§ **WORK TASK**
Return the entries exactly. Images are not part of the copy.
____
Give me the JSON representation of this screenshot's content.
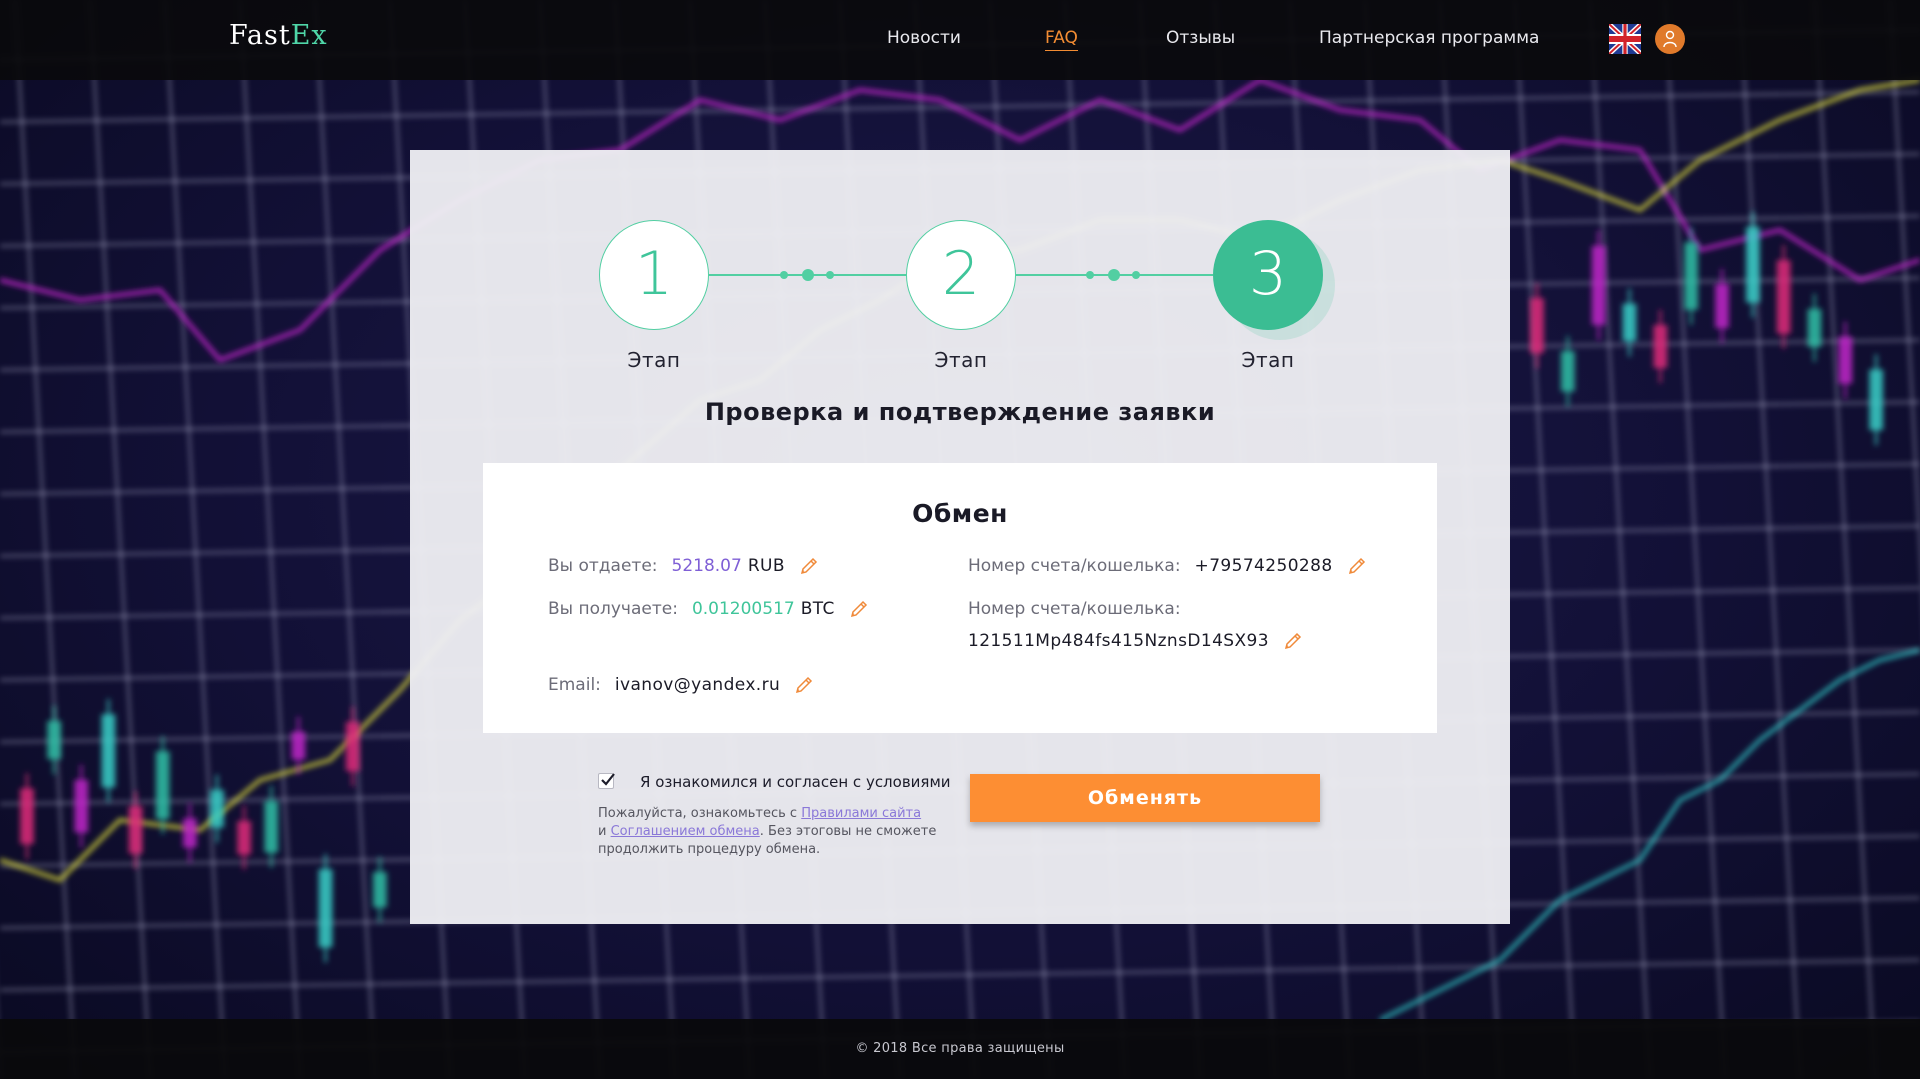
{
  "header": {
    "logo_fast": "Fast",
    "logo_ex": "Ex",
    "nav": [
      "Новости",
      "FAQ",
      "Отзывы",
      "Партнерская программа"
    ],
    "active_nav": "FAQ",
    "language_icon": "uk-flag-icon",
    "user_icon": "user-icon"
  },
  "steps": [
    {
      "number": "1",
      "label": "Этап",
      "state": "idle"
    },
    {
      "number": "2",
      "label": "Этап",
      "state": "idle"
    },
    {
      "number": "3",
      "label": "Этап",
      "state": "active"
    }
  ],
  "card": {
    "title": "Проверка и подтверждение заявки"
  },
  "exchange": {
    "title": "Обмен",
    "give_label": "Вы отдаете:",
    "give_amount": "5218.07",
    "give_currency": "RUB",
    "receive_label": "Вы получаете:",
    "receive_amount": "0.01200517",
    "receive_currency": "BTC",
    "email_label": "Email:",
    "email_value": "ivanov@yandex.ru",
    "account_label_1": "Номер счета/кошелька:",
    "account_value_1": "+79574250288",
    "account_label_2": "Номер счета/кошелька:",
    "account_value_2": "121511Mp484fs415NznsD14SX93",
    "edit_icon": "pencil-icon"
  },
  "agreement": {
    "checked": true,
    "label": "Я ознакомился и согласен с условиями",
    "notice_before": "Пожалуйста, ознакомьтесь с ",
    "rules_link": "Правилами сайта",
    "and": "и ",
    "agreement_link": "Соглашением обмена",
    "notice_after": ". Без этоговы не сможете продолжить процедуру обмена."
  },
  "submit_label": "Обменять",
  "footer": {
    "copyright": "© 2018 Все права защищены"
  },
  "colors": {
    "accent_green": "#3fc59a",
    "accent_orange": "#fd8e33",
    "amount_purple": "#7f5fd6"
  }
}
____
§ **ANSWER BELOW**
Give me the JSON representation of this screenshot's content.
{
  "header": {
    "logo_fast": "Fast",
    "logo_ex": "Ex",
    "nav": [
      "Новости",
      "FAQ",
      "Отзывы",
      "Партнерская программа"
    ],
    "active_nav": "FAQ",
    "language_icon": "uk-flag-icon",
    "user_icon": "user-icon"
  },
  "steps": [
    {
      "number": "1",
      "label": "Этап",
      "state": "idle"
    },
    {
      "number": "2",
      "label": "Этап",
      "state": "idle"
    },
    {
      "number": "3",
      "label": "Этап",
      "state": "active"
    }
  ],
  "card": {
    "title": "Проверка и подтверждение заявки"
  },
  "exchange": {
    "title": "Обмен",
    "give_label": "Вы отдаете:",
    "give_amount": "5218.07",
    "give_currency": "RUB",
    "receive_label": "Вы получаете:",
    "receive_amount": "0.01200517",
    "receive_currency": "BTC",
    "email_label": "Email:",
    "email_value": "ivanov@yandex.ru",
    "account_label_1": "Номер счета/кошелька:",
    "account_value_1": "+79574250288",
    "account_label_2": "Номер счета/кошелька:",
    "account_value_2": "121511Mp484fs415NznsD14SX93",
    "edit_icon": "pencil-icon"
  },
  "agreement": {
    "checked": true,
    "label": "Я ознакомился и согласен с условиями",
    "notice_before": "Пожалуйста, ознакомьтесь с ",
    "rules_link": "Правилами сайта",
    "and": "и ",
    "agreement_link": "Соглашением обмена",
    "notice_after": ". Без этоговы не сможете продолжить процедуру обмена."
  },
  "submit_label": "Обменять",
  "footer": {
    "copyright": "© 2018 Все права защищены"
  },
  "colors": {
    "accent_green": "#3fc59a",
    "accent_orange": "#fd8e33",
    "amount_purple": "#7f5fd6"
  }
}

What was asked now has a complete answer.